(Editor’s note: Recently, an amazing turn of events brought Wylie back into the picture. I’d not seen him since Colorado, about two and a half years ago. He wrote a few posts here for me then, and a couple of them still get a lot of interest. But life took us in different directions and a lot of water has passed under the bridge for both of us. I didn’t think I’d ever see him again after I relocated to Northern California. But life does offer some strange twists and turns from time to time; and it was during a particular twist and turn that I bumped into him again–in Texas, of all places! It’s an interesting story, and I think I’ll let Wylie tell it as only he can.)
Who woulda ever thought that I’d show up here again. It just goes to show you never can tell what’s going to happen or when, or who you’ll bump into right after you get out of jail.
I had moseyed on down to Texas about a year ago to see if anything was shakin’ as far as work goes. Thought there might be some bike mechanic jobs down around Austin, since they’re now attracting this big crowd of rich and famous folks, and those are the folks that like to get themselves a big ol’ expensive bike.

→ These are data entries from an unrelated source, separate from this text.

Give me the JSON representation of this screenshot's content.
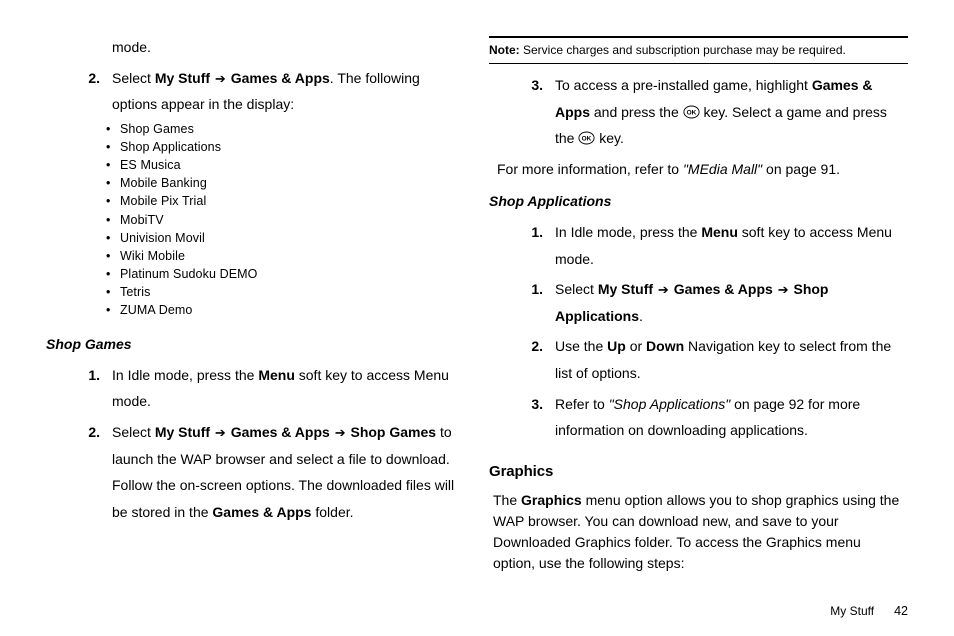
{
  "left": {
    "continued_mode": "mode.",
    "step2_a": "Select ",
    "step2_b": "My Stuff",
    "step2_c": "Games & Apps",
    "step2_d": ". The following options appear in the display:",
    "bullets": [
      "Shop Games",
      "Shop Applications",
      "ES Musica",
      "Mobile Banking",
      "Mobile Pix Trial",
      "MobiTV",
      "Univision Movil",
      "Wiki Mobile",
      "Platinum Sudoku DEMO",
      "Tetris",
      "ZUMA Demo"
    ],
    "shop_games_heading": "Shop Games",
    "sg_step1_a": "In Idle mode, press the ",
    "sg_step1_b": "Menu",
    "sg_step1_c": " soft key to access Menu mode.",
    "sg_step2_a": "Select ",
    "sg_step2_b": "My Stuff",
    "sg_step2_c": "Games & Apps",
    "sg_step2_d": "Shop Games",
    "sg_step2_e": " to launch the WAP browser and select a file to download. Follow the on-screen options. The downloaded files will be stored in the ",
    "sg_step2_f": "Games & Apps",
    "sg_step2_g": " folder."
  },
  "right": {
    "note_label": "Note:",
    "note_text": " Service charges and subscription purchase may be required.",
    "step3_a": "To access a pre-installed game, highlight ",
    "step3_b": "Games & Apps",
    "step3_c": " and press the ",
    "step3_d": " key. Select a game and press the ",
    "step3_e": " key.",
    "more_info_a": "For more information, refer to ",
    "more_info_b": "\"MEdia Mall\"",
    "more_info_c": "  on page 91.",
    "shop_apps_heading": "Shop Applications",
    "sa_step1_a": "In Idle mode, press the ",
    "sa_step1_b": "Menu",
    "sa_step1_c": " soft key to access Menu mode.",
    "sa_step1b_a": "Select ",
    "sa_step1b_b": "My Stuff",
    "sa_step1b_c": "Games & Apps",
    "sa_step1b_d": "Shop Applications",
    "sa_step1b_e": ".",
    "sa_step2_a": "Use the ",
    "sa_step2_b": "Up",
    "sa_step2_c": " or ",
    "sa_step2_d": "Down",
    "sa_step2_e": " Navigation key to select from the list of options.",
    "sa_step3_a": "Refer to ",
    "sa_step3_b": "\"Shop Applications\"",
    "sa_step3_c": " on page 92 for more information on downloading applications.",
    "graphics_heading": "Graphics",
    "graphics_para_a": "The ",
    "graphics_para_b": "Graphics",
    "graphics_para_c": " menu option allows you to shop graphics using the WAP browser. You can download new, and save to your Downloaded Graphics folder. To access the Graphics menu option, use the following steps:"
  },
  "footer": {
    "section": "My Stuff",
    "page": "42"
  },
  "nums": {
    "n1": "1.",
    "n2": "2.",
    "n3": "3."
  },
  "bullet": "•",
  "arrow": "➔"
}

Well I landed myself a gig at a place in East Austin that worked on the bikes of mostly hardcore riders that could afford to bring their bikes in for work. Things went OK there for a while, until I noticed little pieces missing from my paychecks. Turns out the owner of the shop had a little problem with rock candy of the Breaking Bad variety. His woman, who handled all the books, was in it so bad she just about crackled when she walked. My situation worsened when I walked into the back office one day and caught her hitting the pipe. Normally, I let folks just do what they want–live and let live. Crash and burn. It don’t matter. Except when it’s the gal who’s siphoning off some of my hard-earned money so she can snap-crackle-pop her limp little brain on a limitless supply of meth. I had a word to say about that, and as you might imagine it didn’t sit all that well.
Next thing I know she started shrieking some crazy crap about me trying to kill her while she reached into her purse and pulled out a gun. I could tell right then that this would likely be my last day at this job. I just wanted to make sure I walked out, as opposed to being carried out. She was higher than a squirrel on a power line, and it wasn’t all that hard to get the gun away from her. I reckon my mistake was pointing the thing at her to get her to calm down. That’s when the boss walked in, probably to take a hit off the pipe with his old lady. He saw me, saw the gun, saw his old lady rocking back and forth and shaking like an old, worn out washing machine on its last spin cycle. He lunged at me, but was so dumb-ass slow about it I had absolutely no trouble turning the gun around so I could smack him a good one with the butt end of the pistol grip, right above the forehead. He staggered around some, then fell forward. Now he’s one of those fellas who isn’t all that tall, but as big around as a redwood tree. He blotted out the coffee table, which crunched to smithereens underneath him. Good thing it wasn’t glass, but one of those cheap, fake wood things you get at the superstore, or at Goodwill if you ain’t got the money. I high-tailed it out of there, not even stopping to pick up the few tools I had at my bench. I figured it was good riddance to the whole mess I was leaving behind in my rear-view mirror. Or so I thought.
I shoulda figured Mr. Bike Shop Owner would have a cop buddy on the force who got a lot of free work done on his bike in exchange for some protection. If I’d just gone to the Greyhound station like my Spidey sense was telling me to do.
But, no. Somehow or another I made my way to the Poodle Dog Lounge over on Burnet Rd in the north part of town. It was happy hour and I was starting to feel happy. I’d gotten myself through a pretty bad scrape and thought it was worth celebrating–and sharing. I struck up a conversation with this guy, bought him a round, let him reciprocate, and kept that deal going for a good hour or two. I shared my adventure of making it out of the meth-head bike shop and it looked for all the world like he was duly impressed. He excused himself to go take a whiz, and about 5 minutes later I discovered that I’d been talking to an off-duty cop who–you guessed it–happened to be buddies with the buddy cop at the meth-head bike shop. Small world, isn’t it?
Before I knew what hit me, about four uniforms walk in, head straight for me, and BOOM. I’m on the ground with a knee in my back and my hands in cuffs.
I forgot to mention the other thing my Spidey sense had been telling me: “Get rid of the gun, stupid!” Once they found it, those cops got even more serious.
There’s a lot more to this story, but y’all are just going to have to wait till I get around to posting here again.